## Exercise objective
From the entries below, copy out every line with "Contact" in it.

[Entries from a dataset of interfaces]
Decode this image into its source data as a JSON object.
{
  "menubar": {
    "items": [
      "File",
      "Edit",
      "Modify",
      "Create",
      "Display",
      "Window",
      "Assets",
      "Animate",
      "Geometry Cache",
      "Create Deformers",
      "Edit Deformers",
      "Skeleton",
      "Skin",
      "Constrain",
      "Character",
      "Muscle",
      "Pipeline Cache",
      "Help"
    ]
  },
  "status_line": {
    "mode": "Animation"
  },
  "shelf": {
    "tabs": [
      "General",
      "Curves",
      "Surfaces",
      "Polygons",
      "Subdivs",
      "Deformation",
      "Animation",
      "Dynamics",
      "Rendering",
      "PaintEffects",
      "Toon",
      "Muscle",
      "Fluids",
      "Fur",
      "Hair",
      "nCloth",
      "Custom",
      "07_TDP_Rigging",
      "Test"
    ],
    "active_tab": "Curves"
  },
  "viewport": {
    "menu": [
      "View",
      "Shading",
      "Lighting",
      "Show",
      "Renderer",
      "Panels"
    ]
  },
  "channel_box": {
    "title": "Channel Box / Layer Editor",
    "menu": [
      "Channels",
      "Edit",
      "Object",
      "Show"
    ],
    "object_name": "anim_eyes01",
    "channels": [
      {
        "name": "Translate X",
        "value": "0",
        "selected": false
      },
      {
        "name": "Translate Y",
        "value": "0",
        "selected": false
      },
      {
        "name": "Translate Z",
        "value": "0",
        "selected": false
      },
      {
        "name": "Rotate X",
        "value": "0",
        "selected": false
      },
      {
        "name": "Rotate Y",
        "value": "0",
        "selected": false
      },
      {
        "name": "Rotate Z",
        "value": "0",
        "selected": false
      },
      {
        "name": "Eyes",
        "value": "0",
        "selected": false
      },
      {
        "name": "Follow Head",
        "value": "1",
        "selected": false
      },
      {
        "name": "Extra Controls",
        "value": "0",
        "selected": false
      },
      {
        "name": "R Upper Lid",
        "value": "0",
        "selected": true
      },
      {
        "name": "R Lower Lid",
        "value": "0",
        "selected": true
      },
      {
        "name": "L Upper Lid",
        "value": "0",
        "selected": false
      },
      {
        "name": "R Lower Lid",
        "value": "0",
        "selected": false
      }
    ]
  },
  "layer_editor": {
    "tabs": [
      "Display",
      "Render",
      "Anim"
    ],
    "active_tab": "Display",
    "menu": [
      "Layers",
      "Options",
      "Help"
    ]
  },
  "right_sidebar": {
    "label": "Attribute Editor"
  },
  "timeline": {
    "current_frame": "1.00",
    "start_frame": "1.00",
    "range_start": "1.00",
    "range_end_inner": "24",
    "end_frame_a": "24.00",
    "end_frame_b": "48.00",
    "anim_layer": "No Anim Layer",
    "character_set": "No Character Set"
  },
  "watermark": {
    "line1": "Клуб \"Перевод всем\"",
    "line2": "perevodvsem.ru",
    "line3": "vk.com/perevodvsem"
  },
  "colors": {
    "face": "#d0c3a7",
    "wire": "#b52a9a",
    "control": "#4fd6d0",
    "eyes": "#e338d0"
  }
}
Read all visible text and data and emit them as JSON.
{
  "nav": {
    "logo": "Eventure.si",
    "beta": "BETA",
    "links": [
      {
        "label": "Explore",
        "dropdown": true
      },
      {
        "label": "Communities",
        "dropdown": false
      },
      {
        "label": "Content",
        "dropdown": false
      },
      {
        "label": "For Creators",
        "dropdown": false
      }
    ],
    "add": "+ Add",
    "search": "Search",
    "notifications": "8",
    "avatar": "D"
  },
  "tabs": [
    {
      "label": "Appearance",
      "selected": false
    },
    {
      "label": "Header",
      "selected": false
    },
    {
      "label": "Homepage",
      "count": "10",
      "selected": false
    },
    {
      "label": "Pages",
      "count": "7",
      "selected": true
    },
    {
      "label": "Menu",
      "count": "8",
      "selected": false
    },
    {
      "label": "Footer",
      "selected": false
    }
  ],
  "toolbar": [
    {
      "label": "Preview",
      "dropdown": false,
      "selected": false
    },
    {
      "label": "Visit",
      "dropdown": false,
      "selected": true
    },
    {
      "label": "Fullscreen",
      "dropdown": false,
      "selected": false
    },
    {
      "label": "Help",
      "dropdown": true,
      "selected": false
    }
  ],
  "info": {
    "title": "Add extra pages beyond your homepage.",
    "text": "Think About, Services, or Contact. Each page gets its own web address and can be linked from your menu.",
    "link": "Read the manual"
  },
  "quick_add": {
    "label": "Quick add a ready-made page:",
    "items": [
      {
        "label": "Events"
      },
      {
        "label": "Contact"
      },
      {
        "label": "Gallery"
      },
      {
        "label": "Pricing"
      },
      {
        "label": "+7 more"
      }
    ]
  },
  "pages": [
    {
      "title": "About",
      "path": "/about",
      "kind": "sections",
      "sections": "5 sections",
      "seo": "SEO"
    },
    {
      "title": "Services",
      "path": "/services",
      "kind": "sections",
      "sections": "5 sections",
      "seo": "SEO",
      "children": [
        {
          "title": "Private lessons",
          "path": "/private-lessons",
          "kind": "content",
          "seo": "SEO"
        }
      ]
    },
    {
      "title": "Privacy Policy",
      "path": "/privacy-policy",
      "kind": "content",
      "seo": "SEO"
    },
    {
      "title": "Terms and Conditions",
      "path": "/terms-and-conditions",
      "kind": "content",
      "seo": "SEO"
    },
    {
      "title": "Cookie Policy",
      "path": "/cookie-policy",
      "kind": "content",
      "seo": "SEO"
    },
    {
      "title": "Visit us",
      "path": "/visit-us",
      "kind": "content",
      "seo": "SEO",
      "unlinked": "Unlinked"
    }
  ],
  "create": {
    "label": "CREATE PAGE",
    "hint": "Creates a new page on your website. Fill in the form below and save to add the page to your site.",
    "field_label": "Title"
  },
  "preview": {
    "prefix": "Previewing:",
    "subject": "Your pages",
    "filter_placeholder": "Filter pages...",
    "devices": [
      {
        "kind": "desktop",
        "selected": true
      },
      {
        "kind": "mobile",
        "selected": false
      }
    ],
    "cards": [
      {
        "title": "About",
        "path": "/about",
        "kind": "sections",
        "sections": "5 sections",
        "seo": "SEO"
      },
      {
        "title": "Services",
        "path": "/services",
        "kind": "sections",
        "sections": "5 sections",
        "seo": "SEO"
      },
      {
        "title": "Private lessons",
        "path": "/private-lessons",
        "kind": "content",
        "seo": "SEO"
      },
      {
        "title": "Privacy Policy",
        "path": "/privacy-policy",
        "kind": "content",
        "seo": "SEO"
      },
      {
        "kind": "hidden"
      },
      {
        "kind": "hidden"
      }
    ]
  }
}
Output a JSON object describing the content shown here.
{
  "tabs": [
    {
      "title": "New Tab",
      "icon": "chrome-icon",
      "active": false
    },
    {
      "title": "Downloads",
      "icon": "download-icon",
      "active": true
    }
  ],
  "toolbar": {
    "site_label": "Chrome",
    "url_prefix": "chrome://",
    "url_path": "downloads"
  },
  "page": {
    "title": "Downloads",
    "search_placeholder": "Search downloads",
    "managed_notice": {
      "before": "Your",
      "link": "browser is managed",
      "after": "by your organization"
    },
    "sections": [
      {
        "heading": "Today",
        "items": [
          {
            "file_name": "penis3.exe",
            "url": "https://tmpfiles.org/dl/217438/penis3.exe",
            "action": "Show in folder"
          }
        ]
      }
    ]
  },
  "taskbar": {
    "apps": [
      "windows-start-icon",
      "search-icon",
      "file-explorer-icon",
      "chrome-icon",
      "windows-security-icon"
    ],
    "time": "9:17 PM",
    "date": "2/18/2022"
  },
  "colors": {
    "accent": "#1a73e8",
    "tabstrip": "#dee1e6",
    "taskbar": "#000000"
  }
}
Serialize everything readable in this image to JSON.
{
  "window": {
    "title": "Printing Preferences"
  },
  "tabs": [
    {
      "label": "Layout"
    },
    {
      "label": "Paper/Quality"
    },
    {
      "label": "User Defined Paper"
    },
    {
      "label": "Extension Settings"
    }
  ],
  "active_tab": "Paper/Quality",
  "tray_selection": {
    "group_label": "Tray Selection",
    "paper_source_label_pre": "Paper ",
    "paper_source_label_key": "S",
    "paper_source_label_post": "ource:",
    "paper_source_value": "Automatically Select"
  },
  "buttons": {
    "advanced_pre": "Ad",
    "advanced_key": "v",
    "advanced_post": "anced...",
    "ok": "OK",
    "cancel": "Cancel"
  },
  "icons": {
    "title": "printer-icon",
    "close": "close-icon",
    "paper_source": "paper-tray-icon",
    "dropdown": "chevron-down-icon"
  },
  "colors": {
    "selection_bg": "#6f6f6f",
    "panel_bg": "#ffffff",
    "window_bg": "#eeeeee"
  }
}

## Response for this exercise
    "text": "Think About, Services, or Contact. Each page gets its own web address and can be linked from your menu.",
        "label": "Contact"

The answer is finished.